■ **Exercise details**
An exact copy of every record below is what's needed here.

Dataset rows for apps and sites
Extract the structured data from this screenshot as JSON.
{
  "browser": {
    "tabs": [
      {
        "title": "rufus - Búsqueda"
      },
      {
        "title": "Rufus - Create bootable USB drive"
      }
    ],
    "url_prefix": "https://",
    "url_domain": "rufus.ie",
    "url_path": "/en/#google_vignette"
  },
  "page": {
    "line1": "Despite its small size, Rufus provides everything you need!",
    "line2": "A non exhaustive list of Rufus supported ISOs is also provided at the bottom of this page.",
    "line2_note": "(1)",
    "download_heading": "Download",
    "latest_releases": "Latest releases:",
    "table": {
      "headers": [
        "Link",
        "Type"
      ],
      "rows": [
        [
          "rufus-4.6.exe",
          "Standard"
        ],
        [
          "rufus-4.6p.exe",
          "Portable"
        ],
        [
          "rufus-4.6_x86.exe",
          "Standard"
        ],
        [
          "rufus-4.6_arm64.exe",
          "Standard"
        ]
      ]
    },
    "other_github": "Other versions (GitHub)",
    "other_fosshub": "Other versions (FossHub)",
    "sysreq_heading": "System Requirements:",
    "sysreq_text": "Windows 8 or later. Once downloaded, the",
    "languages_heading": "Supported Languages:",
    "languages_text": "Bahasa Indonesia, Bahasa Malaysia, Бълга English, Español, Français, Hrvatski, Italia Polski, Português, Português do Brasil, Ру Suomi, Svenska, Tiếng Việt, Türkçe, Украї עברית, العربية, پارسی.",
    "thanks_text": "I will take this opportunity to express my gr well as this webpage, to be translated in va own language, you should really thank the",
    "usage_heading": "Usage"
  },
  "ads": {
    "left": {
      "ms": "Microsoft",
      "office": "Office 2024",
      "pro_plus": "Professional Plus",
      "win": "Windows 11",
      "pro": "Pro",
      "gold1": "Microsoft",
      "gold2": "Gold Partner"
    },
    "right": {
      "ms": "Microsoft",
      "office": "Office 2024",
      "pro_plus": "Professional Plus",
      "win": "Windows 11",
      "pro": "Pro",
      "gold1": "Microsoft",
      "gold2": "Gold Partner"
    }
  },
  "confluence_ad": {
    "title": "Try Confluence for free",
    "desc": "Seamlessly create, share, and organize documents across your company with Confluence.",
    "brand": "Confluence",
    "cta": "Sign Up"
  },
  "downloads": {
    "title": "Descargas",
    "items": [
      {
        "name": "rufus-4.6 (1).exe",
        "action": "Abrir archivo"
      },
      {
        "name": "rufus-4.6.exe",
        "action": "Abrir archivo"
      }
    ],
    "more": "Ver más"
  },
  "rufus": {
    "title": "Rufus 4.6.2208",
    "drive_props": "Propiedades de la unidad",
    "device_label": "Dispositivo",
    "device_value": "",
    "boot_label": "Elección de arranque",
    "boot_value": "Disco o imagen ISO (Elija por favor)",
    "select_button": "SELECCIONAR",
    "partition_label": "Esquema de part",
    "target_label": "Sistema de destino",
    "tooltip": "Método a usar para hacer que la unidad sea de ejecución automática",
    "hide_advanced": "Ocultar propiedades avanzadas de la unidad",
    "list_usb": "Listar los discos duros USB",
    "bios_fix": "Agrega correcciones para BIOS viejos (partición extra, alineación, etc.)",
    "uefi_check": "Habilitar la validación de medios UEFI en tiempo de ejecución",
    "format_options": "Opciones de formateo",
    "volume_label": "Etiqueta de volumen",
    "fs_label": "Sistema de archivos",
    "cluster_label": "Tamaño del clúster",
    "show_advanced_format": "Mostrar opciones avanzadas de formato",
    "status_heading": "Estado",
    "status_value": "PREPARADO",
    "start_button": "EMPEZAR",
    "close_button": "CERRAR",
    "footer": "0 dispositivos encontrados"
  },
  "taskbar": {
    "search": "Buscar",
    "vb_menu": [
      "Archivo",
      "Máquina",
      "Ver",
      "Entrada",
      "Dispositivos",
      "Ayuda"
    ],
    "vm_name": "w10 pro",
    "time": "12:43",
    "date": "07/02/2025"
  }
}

■ **Reply to the exercise**
Extract the structured data from this screenshot as JSON.
{
  "browser": {
    "tabs": [
      {
        "title": "rufus - Búsqueda"
      },
      {
        "title": "Rufus - Create bootable USB drive"
      }
    ],
    "url_prefix": "https://",
    "url_domain": "rufus.ie",
    "url_path": "/en/#google_vignette"
  },
  "page": {
    "line1": "Despite its small size, Rufus provides everything you need!",
    "line2": "A non exhaustive list of Rufus supported ISOs is also provided at the bottom of this page.",
    "line2_note": "(1)",
    "download_heading": "Download",
    "latest_releases": "Latest releases:",
    "table": {
      "headers": [
        "Link",
        "Type"
      ],
      "rows": [
        [
          "rufus-4.6.exe",
          "Standard"
        ],
        [
          "rufus-4.6p.exe",
          "Portable"
        ],
        [
          "rufus-4.6_x86.exe",
          "Standard"
        ],
        [
          "rufus-4.6_arm64.exe",
          "Standard"
        ]
      ]
    },
    "other_github": "Other versions (GitHub)",
    "other_fosshub": "Other versions (FossHub)",
    "sysreq_heading": "System Requirements:",
    "sysreq_text": "Windows 8 or later. Once downloaded, the",
    "languages_heading": "Supported Languages:",
    "languages_text": "Bahasa Indonesia, Bahasa Malaysia, Бълга English, Español, Français, Hrvatski, Italia Polski, Português, Português do Brasil, Ру Suomi, Svenska, Tiếng Việt, Türkçe, Украї עברית, العربية, پارسی.",
    "thanks_text": "I will take this opportunity to express my gr well as this webpage, to be translated in va own language, you should really thank the",
    "usage_heading": "Usage"
  },
  "ads": {
    "left": {
      "ms": "Microsoft",
      "office": "Office 2024",
      "pro_plus": "Professional Plus",
      "win": "Windows 11",
      "pro": "Pro",
      "gold1": "Microsoft",
      "gold2": "Gold Partner"
    },
    "right": {
      "ms": "Microsoft",
      "office": "Office 2024",
      "pro_plus": "Professional Plus",
      "win": "Windows 11",
      "pro": "Pro",
      "gold1": "Microsoft",
      "gold2": "Gold Partner"
    }
  },
  "confluence_ad": {
    "title": "Try Confluence for free",
    "desc": "Seamlessly create, share, and organize documents across your company with Confluence.",
    "brand": "Confluence",
    "cta": "Sign Up"
  },
  "downloads": {
    "title": "Descargas",
    "items": [
      {
        "name": "rufus-4.6 (1).exe",
        "action": "Abrir archivo"
      },
      {
        "name": "rufus-4.6.exe",
        "action": "Abrir archivo"
      }
    ],
    "more": "Ver más"
  },
  "rufus": {
    "title": "Rufus 4.6.2208",
    "drive_props": "Propiedades de la unidad",
    "device_label": "Dispositivo",
    "device_value": "",
    "boot_label": "Elección de arranque",
    "boot_value": "Disco o imagen ISO (Elija por favor)",
    "select_button": "SELECCIONAR",
    "partition_label": "Esquema de part",
    "target_label": "Sistema de destino",
    "tooltip": "Método a usar para hacer que la unidad sea de ejecución automática",
    "hide_advanced": "Ocultar propiedades avanzadas de la unidad",
    "list_usb": "Listar los discos duros USB",
    "bios_fix": "Agrega correcciones para BIOS viejos (partición extra, alineación, etc.)",
    "uefi_check": "Habilitar la validación de medios UEFI en tiempo de ejecución",
    "format_options": "Opciones de formateo",
    "volume_label": "Etiqueta de volumen",
    "fs_label": "Sistema de archivos",
    "cluster_label": "Tamaño del clúster",
    "show_advanced_format": "Mostrar opciones avanzadas de formato",
    "status_heading": "Estado",
    "status_value": "PREPARADO",
    "start_button": "EMPEZAR",
    "close_button": "CERRAR",
    "footer": "0 dispositivos encontrados"
  },
  "taskbar": {
    "search": "Buscar",
    "vb_menu": [
      "Archivo",
      "Máquina",
      "Ver",
      "Entrada",
      "Dispositivos",
      "Ayuda"
    ],
    "vm_name": "w10 pro",
    "time": "12:43",
    "date": "07/02/2025"
  }
}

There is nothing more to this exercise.